If we truly want to improve the educational experiences of young learners, we must stop limiting them. We must support teachers in science teaching and let go of limited mindsets and assumptions regarding young learners and their abilities to “do science”. Astrophysicist Neil deGrasse Tyson when asked for advice on how to get kids interested in science commented, “We spend the first year of a child’s life teaching it to walk and talk and the rest of its life to shut up and sit down…Get out of their way. Put things in their midst that help them explore” (Big Think). We must prepare the learning environments that allow children the time, space, and class structures to explore, play, argue, and experiment. Early learners need to be engaged in active learning using the world around them and have engaged adults at their sides to help them reflect on their experiences. We must empower early educators in building a foundation in science for our next generation.

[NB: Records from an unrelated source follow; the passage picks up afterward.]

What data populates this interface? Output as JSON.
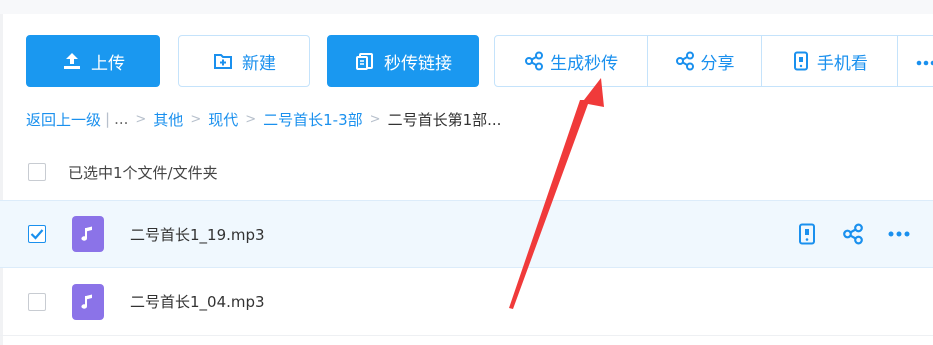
{
  "toolbar": {
    "upload_label": "上传",
    "new_label": "新建",
    "instant_link_label": "秒传链接",
    "group": {
      "generate_label": "生成秒传",
      "share_label": "分享",
      "phone_label": "手机看"
    }
  },
  "breadcrumb": {
    "back_label": "返回上一级",
    "ellipsis": "...",
    "items": [
      "其他",
      "现代",
      "二号首长1-3部"
    ],
    "current": "二号首长第1部..."
  },
  "selection": {
    "status_text": "已选中1个文件/文件夹"
  },
  "files": [
    {
      "name": "二号首长1_19.mp3",
      "checked": true
    },
    {
      "name": "二号首长1_04.mp3",
      "checked": false
    }
  ],
  "colors": {
    "accent": "#1a90ee",
    "primary_button": "#1a98f0",
    "music_icon": "#8b73e8",
    "annotation_arrow": "#f03a3a"
  }
}
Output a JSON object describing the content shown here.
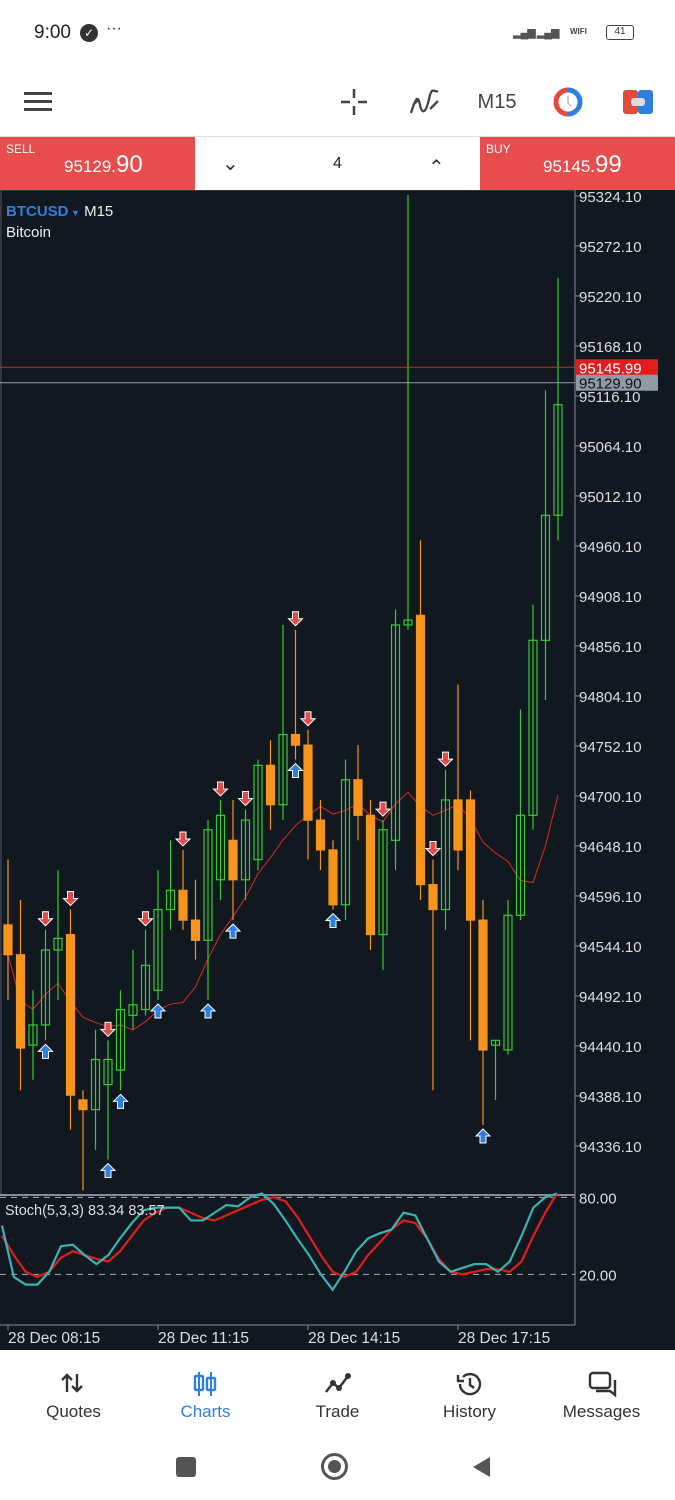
{
  "status_bar": {
    "time": "9:00",
    "battery": "41",
    "network": "WIFI"
  },
  "toolbar": {
    "timeframe": "M15",
    "icons": [
      "menu-icon",
      "crosshair-icon",
      "indicators-icon",
      "timeframe-label",
      "clock-icon",
      "trade-icon"
    ]
  },
  "trade_panel": {
    "sell_label": "SELL",
    "sell_price_main": "95129.",
    "sell_price_big": "90",
    "buy_label": "BUY",
    "buy_price_main": "95145.",
    "buy_price_big": "99",
    "volume": "4"
  },
  "chart": {
    "symbol": "BTCUSD",
    "timeframe": "M15",
    "description": "Bitcoin",
    "ask": "95145.99",
    "bid": "95129.90",
    "colors": {
      "bull": "#33cc33",
      "bear": "#f7941d",
      "ask_line": "#e11d1d",
      "bid_line": "#8f9aa5",
      "ma": "#d42a2a",
      "background": "#111820"
    }
  },
  "chart_data": {
    "type": "candlestick",
    "price_ticks": [
      "95324.10",
      "95272.10",
      "95220.10",
      "95168.10",
      "95116.10",
      "95064.10",
      "95012.10",
      "94960.10",
      "94908.10",
      "94856.10",
      "94804.10",
      "94752.10",
      "94700.10",
      "94648.10",
      "94596.10",
      "94544.10",
      "94492.10",
      "94440.10",
      "94388.10",
      "94336.10"
    ],
    "ylim": [
      94336.1,
      95324.1
    ],
    "time_labels": [
      "28 Dec 08:15",
      "28 Dec 11:15",
      "28 Dec 14:15",
      "28 Dec 17:15"
    ],
    "candles": [
      [
        94566,
        94535,
        94634,
        94488
      ],
      [
        94535,
        94438,
        94592,
        94394
      ],
      [
        94441,
        94462,
        94498,
        94405
      ],
      [
        94462,
        94540,
        94561,
        94446
      ],
      [
        94540,
        94552,
        94623,
        94488
      ],
      [
        94556,
        94389,
        94582,
        94353
      ],
      [
        94384,
        94374,
        94394,
        94290
      ],
      [
        94374,
        94426,
        94457,
        94332
      ],
      [
        94400,
        94426,
        94446,
        94322
      ],
      [
        94415,
        94478,
        94498,
        94394
      ],
      [
        94472,
        94483,
        94540,
        94457
      ],
      [
        94478,
        94524,
        94561,
        94472
      ],
      [
        94498,
        94582,
        94623,
        94488
      ],
      [
        94582,
        94602,
        94654,
        94561
      ],
      [
        94602,
        94571,
        94644,
        94561
      ],
      [
        94571,
        94550,
        94613,
        94530
      ],
      [
        94550,
        94665,
        94675,
        94488
      ],
      [
        94613,
        94680,
        94696,
        94592
      ],
      [
        94654,
        94613,
        94696,
        94571
      ],
      [
        94613,
        94675,
        94686,
        94592
      ],
      [
        94634,
        94732,
        94738,
        94623
      ],
      [
        94732,
        94691,
        94758,
        94665
      ],
      [
        94691,
        94764,
        94878,
        94675
      ],
      [
        94764,
        94753,
        94873,
        94738
      ],
      [
        94753,
        94675,
        94769,
        94634
      ],
      [
        94675,
        94644,
        94696,
        94623
      ],
      [
        94644,
        94587,
        94654,
        94582
      ],
      [
        94587,
        94717,
        94738,
        94571
      ],
      [
        94717,
        94680,
        94753,
        94654
      ],
      [
        94680,
        94556,
        94696,
        94540
      ],
      [
        94556,
        94665,
        94675,
        94519
      ],
      [
        94654,
        94878,
        94894,
        94623
      ],
      [
        94878,
        94883,
        95325,
        94873
      ],
      [
        94888,
        94608,
        94966,
        94592
      ],
      [
        94608,
        94582,
        94634,
        94394
      ],
      [
        94582,
        94696,
        94727,
        94561
      ],
      [
        94696,
        94644,
        94816,
        94623
      ],
      [
        94696,
        94571,
        94706,
        94446
      ],
      [
        94571,
        94436,
        94592,
        94358
      ],
      [
        94441,
        94446,
        94446,
        94384
      ],
      [
        94436,
        94576,
        94592,
        94431
      ],
      [
        94576,
        94680,
        94790,
        94571
      ],
      [
        94680,
        94862,
        94899,
        94665
      ],
      [
        94862,
        94992,
        95122,
        94800
      ],
      [
        94992,
        95107,
        95239,
        94966
      ]
    ],
    "signals": [
      {
        "i": 3,
        "dir": "up"
      },
      {
        "i": 3,
        "dir": "down"
      },
      {
        "i": 5,
        "dir": "down"
      },
      {
        "i": 8,
        "dir": "up"
      },
      {
        "i": 8,
        "dir": "down"
      },
      {
        "i": 9,
        "dir": "up"
      },
      {
        "i": 11,
        "dir": "down"
      },
      {
        "i": 12,
        "dir": "up"
      },
      {
        "i": 14,
        "dir": "down"
      },
      {
        "i": 16,
        "dir": "up"
      },
      {
        "i": 17,
        "dir": "down"
      },
      {
        "i": 18,
        "dir": "up"
      },
      {
        "i": 19,
        "dir": "down"
      },
      {
        "i": 23,
        "dir": "down"
      },
      {
        "i": 23,
        "dir": "up"
      },
      {
        "i": 24,
        "dir": "down"
      },
      {
        "i": 26,
        "dir": "up"
      },
      {
        "i": 30,
        "dir": "down"
      },
      {
        "i": 34,
        "dir": "down"
      },
      {
        "i": 35,
        "dir": "down"
      },
      {
        "i": 38,
        "dir": "up"
      }
    ],
    "stochastic": {
      "label": "Stoch(5,3,3) 83.34 83.57",
      "levels": [
        "80.00",
        "20.00"
      ],
      "ylim": [
        0,
        100
      ],
      "main": [
        58,
        18,
        12,
        12,
        22,
        42,
        43,
        35,
        28,
        35,
        48,
        60,
        70,
        72,
        72,
        72,
        62,
        62,
        68,
        74,
        73,
        80,
        83,
        75,
        62,
        48,
        35,
        20,
        8,
        22,
        38,
        48,
        52,
        55,
        68,
        66,
        48,
        30,
        22,
        25,
        28,
        28,
        22,
        30,
        50,
        72,
        80,
        83
      ],
      "signal": [
        50,
        35,
        22,
        18,
        22,
        33,
        38,
        35,
        32,
        30,
        38,
        50,
        62,
        68,
        72,
        72,
        68,
        64,
        62,
        66,
        70,
        74,
        78,
        80,
        77,
        65,
        50,
        35,
        22,
        18,
        22,
        35,
        45,
        55,
        62,
        60,
        48,
        32,
        22,
        20,
        22,
        24,
        24,
        22,
        30,
        50,
        68,
        83
      ],
      "colors": {
        "main": "#3bb3b0",
        "signal": "#e01e1e"
      }
    }
  },
  "bottom_nav": [
    {
      "label": "Quotes",
      "icon": "arrows-updown-icon"
    },
    {
      "label": "Charts",
      "icon": "candles-icon",
      "active": true
    },
    {
      "label": "Trade",
      "icon": "trend-icon"
    },
    {
      "label": "History",
      "icon": "history-icon"
    },
    {
      "label": "Messages",
      "icon": "messages-icon"
    }
  ]
}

Big Think. May 13, 2013. Neil deGrasse Tyson: Want Scientifically Literate Children? Get Out of Their Way. https://www.youtube.com/watch?v=AIEJjpVlZu0
Gilliam, Walter S., Angela N. Maupin, Chin R. Reyes, Maria Accavitti, Frederick Shic. 2016. Do Early Educators’ Implicit Biases Regarding Sex and Race Relate to Behavior Expectations and Recommendations of Preschool Expulsions and Suspensions? New Haven, CT: Yale University Child Study Center.
National Academy of Sciences (NAS). 2000. Committee on Integrating the Science of Early Childhood Development. From Neurons to Neighborhoods: The Science of Early Childhood Development. Washington, D.C.: National Academy Press. https://www.nap.edu/catalog/9824/from-neurons-to-neighborhoods-the-science-of-early-childhood-development
National Association for the Education of Young Children. (NAEYC). Developmentally Appropriate Practice in Early Childhood Programs Serving Children from Birth through Age 8 Adopted 2009. https://www.naeyc.org/positionstatements/dap
National Research Council (NRC). 2007. Taking science to school: Learning and teaching science in grades K–8. Washington, DC: National Academies Press.
National Science Teachers Association. 2014. Position Statement: Early Childhood Science Education. http://www.nsta.org/about/positions/earlychildhood.aspx
Schulte, Brigid and Alieza Durana. September 28, 2016. The New America Care Report. https://www.newamerica.org/better-life-lab/policy-papers/new-america-care-report/
The ZERO TO THREE Policy Center. https://www.zerotothree.org/
Fostering STEM Trajectories: Bridging ECE Research, Practice, & Policy. 2016. http://www.newamerica.org/education-policy/events/fostering-stem-trajectories/